The day before the European Cup semi-final, Gareth Bale was approached by a group of Real Madrid fans with a camera phone.
They wanted a picture; the trouble was they wanted one of themselves with James Rodriguez and they wondered if the world's most expensive footballer would take it. Naturally, the Welshman obliged.
In the passageways of the Juventus Stadium in the wake of Real's 2-1 defeat there were a couple of journalists waiting not to speak with any Madrid player but to have their photos taken with them. Had Woodward and Bernstein taken that approach to Watergate, they would have asked for Richard Nixon's autograph rather than exposing him as a crook.
They were not particularly interested in posing with Bale, which was just as well because he was in no mood to chat. According to the Uefa statistics, he had made fewer passes and taken fewer touches of the ball than Real Madrid's keeper, Iker Casillas. Had Bale's family watched ITV's coverage of the semi-final, they would not have enjoyed the analysis from Turin. Roy Keane, who in this city in 1999 had turned a European Cup semi-final that had seemed hopelessly lost Manchester United's way, had been damning.
He argued Madrid were playing "with 10 men because Bale gave them absolutely nothing". Keane went on: "He kept making the easy decision. The reason he is at Real Madrid is to be brave and to get at people. But every time he got the ball, he turned back." In the eyes of the Italian press, who had seen him destroy Internazionale when he was still a Tottenham player, Bale had been an irrelevance. "Banal" was the headline in one newspaper.
It would, of course, have been too much to have expected anyone bar Real's manager, Carlo Ancelotti, to have pointed out that Bale was not fully fit and that he had only made his comeback from injury at the weekend, when his cross against Seville had allowed Cristiano Ronaldo to celebrate his hat-trick in a match won by the odd goal in five.
In what has proved a difficult second season at the Bernabeu, Bale has averaged a goal every other match - roughly the same ratio as Wayne Rooney. And yet Rooney's command of a foreign language, or the way he mixes outside the training ground, or the way Ronaldo looks at him, is not analysed to death in the pages of Madrid's sports paper, Marca.

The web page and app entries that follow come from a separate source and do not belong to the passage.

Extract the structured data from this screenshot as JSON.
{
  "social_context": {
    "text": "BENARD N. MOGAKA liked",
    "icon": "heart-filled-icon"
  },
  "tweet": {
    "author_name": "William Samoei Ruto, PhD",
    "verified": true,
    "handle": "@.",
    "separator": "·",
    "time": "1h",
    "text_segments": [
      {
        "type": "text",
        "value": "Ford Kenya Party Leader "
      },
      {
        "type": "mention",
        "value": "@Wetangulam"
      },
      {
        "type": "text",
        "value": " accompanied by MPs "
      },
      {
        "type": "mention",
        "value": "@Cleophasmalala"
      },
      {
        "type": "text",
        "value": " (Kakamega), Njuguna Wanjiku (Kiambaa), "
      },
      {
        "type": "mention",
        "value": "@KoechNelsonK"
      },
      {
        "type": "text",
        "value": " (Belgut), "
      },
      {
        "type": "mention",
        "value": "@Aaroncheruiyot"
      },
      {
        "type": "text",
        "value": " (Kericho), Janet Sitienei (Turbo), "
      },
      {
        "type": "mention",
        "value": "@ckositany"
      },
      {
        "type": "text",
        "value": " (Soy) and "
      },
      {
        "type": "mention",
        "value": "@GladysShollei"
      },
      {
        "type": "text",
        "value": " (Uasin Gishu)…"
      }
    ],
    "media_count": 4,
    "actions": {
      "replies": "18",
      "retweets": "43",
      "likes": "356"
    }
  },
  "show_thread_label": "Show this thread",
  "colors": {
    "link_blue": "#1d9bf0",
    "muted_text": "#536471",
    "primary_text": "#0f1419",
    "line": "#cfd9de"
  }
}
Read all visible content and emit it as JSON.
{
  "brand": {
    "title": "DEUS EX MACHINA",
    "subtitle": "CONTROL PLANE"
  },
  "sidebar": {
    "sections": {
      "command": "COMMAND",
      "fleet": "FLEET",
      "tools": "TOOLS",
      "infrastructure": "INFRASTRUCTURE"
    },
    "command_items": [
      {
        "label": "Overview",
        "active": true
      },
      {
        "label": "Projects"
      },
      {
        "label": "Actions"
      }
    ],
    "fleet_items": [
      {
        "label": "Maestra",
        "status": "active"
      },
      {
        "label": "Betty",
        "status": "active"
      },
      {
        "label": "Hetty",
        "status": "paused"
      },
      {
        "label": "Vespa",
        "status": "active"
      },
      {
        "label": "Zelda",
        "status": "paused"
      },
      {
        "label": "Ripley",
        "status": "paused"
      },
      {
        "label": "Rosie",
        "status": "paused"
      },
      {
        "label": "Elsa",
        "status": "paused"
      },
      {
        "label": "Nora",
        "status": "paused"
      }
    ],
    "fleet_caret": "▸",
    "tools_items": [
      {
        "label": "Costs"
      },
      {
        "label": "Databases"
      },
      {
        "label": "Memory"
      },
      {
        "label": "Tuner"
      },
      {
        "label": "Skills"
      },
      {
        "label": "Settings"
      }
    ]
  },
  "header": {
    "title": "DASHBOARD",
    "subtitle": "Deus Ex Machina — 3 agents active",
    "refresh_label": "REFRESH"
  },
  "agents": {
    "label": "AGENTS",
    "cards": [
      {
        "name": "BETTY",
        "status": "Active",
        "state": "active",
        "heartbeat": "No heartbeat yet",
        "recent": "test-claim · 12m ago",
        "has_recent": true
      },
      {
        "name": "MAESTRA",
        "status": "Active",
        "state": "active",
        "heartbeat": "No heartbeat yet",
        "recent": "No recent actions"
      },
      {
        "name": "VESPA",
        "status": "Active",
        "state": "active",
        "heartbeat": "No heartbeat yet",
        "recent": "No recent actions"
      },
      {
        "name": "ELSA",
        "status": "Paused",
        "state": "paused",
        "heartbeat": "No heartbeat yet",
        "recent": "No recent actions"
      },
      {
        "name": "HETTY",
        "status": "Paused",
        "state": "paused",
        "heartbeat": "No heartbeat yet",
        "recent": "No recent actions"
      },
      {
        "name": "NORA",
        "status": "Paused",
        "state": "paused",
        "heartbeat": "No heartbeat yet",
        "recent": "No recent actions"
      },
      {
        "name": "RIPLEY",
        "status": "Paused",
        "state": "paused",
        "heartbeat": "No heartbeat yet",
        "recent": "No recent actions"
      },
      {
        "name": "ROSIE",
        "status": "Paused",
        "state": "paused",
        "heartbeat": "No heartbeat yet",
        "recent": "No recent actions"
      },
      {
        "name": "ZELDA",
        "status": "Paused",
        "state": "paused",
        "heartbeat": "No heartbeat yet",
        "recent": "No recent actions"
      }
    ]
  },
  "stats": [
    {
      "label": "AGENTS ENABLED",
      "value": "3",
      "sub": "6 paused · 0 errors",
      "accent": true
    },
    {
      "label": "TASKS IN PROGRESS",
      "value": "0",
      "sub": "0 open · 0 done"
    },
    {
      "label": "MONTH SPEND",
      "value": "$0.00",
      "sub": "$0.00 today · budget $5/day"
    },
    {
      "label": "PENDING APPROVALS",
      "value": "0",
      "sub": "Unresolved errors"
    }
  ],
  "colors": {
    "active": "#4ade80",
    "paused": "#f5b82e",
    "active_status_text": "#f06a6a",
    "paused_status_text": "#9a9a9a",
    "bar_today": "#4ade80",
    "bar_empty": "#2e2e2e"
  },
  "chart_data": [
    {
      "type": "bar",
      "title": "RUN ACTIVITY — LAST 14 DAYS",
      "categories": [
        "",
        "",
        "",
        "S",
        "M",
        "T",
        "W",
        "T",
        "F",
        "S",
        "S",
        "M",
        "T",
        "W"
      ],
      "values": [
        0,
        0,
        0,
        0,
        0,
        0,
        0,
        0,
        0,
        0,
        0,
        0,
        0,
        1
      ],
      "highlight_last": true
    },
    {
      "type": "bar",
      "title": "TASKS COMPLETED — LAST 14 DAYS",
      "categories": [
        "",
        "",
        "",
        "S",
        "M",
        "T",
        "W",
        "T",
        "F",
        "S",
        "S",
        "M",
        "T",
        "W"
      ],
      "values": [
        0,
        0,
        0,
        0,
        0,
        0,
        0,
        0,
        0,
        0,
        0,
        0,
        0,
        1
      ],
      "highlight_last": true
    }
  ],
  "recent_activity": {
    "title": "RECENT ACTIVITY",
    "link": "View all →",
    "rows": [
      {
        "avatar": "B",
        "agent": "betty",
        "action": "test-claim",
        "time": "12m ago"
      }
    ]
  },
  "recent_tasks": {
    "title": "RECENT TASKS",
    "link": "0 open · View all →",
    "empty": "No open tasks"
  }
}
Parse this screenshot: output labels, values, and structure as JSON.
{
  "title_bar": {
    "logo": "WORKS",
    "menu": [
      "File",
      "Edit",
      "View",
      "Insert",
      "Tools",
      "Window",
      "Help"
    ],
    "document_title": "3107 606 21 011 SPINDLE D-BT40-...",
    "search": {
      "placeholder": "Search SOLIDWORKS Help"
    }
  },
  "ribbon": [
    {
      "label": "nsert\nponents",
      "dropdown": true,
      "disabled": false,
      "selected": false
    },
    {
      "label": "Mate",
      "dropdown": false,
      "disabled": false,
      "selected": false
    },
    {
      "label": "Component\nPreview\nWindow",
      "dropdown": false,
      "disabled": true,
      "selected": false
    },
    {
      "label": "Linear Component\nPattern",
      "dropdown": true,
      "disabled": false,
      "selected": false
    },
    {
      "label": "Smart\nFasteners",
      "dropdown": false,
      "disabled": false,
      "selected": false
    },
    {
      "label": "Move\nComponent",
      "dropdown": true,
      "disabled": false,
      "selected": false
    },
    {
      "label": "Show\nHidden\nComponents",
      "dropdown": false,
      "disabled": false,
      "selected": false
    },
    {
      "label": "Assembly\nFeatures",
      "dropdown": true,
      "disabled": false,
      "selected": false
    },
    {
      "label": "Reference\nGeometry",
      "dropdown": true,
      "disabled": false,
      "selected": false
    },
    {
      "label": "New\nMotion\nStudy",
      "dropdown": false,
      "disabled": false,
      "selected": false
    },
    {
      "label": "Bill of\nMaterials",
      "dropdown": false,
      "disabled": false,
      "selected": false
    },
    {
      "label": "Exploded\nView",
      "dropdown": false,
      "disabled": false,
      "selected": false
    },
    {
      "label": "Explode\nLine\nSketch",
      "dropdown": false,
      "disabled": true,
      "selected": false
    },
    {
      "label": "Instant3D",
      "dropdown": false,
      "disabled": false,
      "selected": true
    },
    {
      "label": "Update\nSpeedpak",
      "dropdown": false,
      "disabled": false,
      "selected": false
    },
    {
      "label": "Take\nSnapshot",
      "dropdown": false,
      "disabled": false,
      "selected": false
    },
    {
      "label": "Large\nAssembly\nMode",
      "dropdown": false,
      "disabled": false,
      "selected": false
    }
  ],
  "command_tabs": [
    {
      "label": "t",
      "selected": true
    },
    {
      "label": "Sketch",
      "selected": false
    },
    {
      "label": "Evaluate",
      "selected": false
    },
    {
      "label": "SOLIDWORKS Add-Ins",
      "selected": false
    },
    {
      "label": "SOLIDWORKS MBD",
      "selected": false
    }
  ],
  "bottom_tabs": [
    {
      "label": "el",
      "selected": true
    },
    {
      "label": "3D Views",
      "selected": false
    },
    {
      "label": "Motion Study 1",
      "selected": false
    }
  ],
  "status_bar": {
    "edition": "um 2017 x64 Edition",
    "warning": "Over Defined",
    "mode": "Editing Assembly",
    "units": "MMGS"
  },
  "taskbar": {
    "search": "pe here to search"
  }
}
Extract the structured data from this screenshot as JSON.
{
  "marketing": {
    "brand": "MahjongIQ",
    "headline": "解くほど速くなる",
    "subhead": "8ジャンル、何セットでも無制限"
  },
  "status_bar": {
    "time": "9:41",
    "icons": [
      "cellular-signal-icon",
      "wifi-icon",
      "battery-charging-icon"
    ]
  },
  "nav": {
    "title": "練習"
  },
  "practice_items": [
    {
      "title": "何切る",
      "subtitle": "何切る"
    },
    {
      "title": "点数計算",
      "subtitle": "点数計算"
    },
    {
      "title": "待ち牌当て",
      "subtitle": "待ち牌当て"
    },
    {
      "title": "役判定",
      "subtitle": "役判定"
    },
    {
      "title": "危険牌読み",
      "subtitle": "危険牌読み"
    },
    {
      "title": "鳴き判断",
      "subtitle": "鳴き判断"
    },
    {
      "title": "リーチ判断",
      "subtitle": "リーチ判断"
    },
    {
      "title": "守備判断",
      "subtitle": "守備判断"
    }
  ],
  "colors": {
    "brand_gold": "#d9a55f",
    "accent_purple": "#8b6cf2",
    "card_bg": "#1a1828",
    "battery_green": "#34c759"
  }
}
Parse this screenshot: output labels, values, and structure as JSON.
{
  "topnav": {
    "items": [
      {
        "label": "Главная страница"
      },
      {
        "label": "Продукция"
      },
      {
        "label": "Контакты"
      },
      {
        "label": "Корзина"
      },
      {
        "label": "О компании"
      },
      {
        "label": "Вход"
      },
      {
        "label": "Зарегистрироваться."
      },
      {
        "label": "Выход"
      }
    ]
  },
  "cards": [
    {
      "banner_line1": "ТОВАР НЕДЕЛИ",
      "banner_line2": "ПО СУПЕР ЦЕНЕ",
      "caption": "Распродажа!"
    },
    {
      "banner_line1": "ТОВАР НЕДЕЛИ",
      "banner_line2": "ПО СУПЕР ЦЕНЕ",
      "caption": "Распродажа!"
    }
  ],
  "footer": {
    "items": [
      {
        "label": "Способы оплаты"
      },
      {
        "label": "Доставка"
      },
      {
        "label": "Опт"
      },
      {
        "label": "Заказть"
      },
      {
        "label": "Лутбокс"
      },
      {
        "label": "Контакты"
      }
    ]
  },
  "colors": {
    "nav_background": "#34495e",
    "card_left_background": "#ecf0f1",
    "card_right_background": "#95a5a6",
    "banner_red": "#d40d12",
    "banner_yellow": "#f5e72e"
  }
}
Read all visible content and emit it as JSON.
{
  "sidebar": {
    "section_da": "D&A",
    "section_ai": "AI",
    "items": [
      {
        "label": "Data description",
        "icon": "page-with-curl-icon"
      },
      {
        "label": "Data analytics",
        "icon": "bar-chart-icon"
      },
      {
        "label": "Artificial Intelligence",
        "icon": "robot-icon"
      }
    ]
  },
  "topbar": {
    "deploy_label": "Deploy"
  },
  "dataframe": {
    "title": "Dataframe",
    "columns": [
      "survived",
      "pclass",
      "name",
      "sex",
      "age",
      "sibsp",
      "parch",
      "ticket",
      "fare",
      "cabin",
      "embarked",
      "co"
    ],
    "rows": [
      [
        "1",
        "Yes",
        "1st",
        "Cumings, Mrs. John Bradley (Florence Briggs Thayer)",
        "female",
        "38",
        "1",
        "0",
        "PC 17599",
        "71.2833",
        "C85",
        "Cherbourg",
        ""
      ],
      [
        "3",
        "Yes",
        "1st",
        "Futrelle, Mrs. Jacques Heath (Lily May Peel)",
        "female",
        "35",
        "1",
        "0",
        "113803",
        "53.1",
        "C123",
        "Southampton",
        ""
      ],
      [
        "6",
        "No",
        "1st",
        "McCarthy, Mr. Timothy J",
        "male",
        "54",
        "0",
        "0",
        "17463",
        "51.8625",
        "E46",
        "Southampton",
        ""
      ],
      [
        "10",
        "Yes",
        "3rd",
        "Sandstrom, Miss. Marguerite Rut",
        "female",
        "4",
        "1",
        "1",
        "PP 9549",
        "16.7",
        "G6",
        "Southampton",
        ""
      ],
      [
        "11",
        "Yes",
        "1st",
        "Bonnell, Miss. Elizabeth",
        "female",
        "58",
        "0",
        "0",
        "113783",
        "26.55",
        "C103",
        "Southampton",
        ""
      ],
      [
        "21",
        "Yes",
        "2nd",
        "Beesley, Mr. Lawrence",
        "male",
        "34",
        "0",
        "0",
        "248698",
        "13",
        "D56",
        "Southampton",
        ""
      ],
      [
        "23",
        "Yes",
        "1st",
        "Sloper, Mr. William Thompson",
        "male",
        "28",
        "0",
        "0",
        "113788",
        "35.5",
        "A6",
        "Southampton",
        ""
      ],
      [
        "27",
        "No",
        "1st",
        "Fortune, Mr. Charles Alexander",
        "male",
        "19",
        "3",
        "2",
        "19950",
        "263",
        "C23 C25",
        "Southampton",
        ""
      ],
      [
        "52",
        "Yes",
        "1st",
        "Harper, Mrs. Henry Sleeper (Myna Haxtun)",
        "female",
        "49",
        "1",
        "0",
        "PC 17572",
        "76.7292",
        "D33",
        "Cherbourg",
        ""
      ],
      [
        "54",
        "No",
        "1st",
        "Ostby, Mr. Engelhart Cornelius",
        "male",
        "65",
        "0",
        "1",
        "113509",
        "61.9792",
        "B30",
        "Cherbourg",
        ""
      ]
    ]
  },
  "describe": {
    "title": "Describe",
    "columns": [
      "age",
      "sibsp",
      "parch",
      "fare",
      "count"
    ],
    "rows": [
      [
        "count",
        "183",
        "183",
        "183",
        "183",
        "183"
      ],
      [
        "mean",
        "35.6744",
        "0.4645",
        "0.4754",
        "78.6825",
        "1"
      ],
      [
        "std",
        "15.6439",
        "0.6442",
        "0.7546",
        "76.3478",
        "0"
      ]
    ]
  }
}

In his later years at Old Trafford, Sir Alex Ferguson became something of a snob when it came to newspapers, ignoring the man from the Manchester Evening News and granting extensive interviews to Gazzetta dello Sport and L'Equipe. He never allowed Marca anywhere near his training ground.
Marca and the Real Madrid president, Florentino Perez, have been at war for several months now and Bale has become the newspaper's chief and easiest target. It matters not that Bale struck an astonishing winner against Barcelona in the final of last season's Copa del Rey or scored in the European Cup final against Atletico. That credit, which at Manchester United would sustain a man for a couple of seasons, long ago ran out.
Instead, Bale is portrayed as Perez's creature, a man the president considered worth more than Ronaldo, whose precious away goal in Turin brought him level with Alfredo di Stefano in the list of Real's all-time leading scorers. There have been reports of Perez asking Ancelotti why Bale was subbed or not selected and on Tuesday night, as Juventus regained a lead they could and should have extended, it seemed bizarre Ancelotti should have chosen Isco rather than Bale as the first man to be brought off.
Bale's representative, Jonathan Barnett, dismissed the criticism and said: "Why should we take any notice of irrelevant comments from people who don't know what they are talking about and people who failed in management? Gareth only listens to relevant comments. He is at the biggest club in the world. He is one of the best players in the world. He is fine."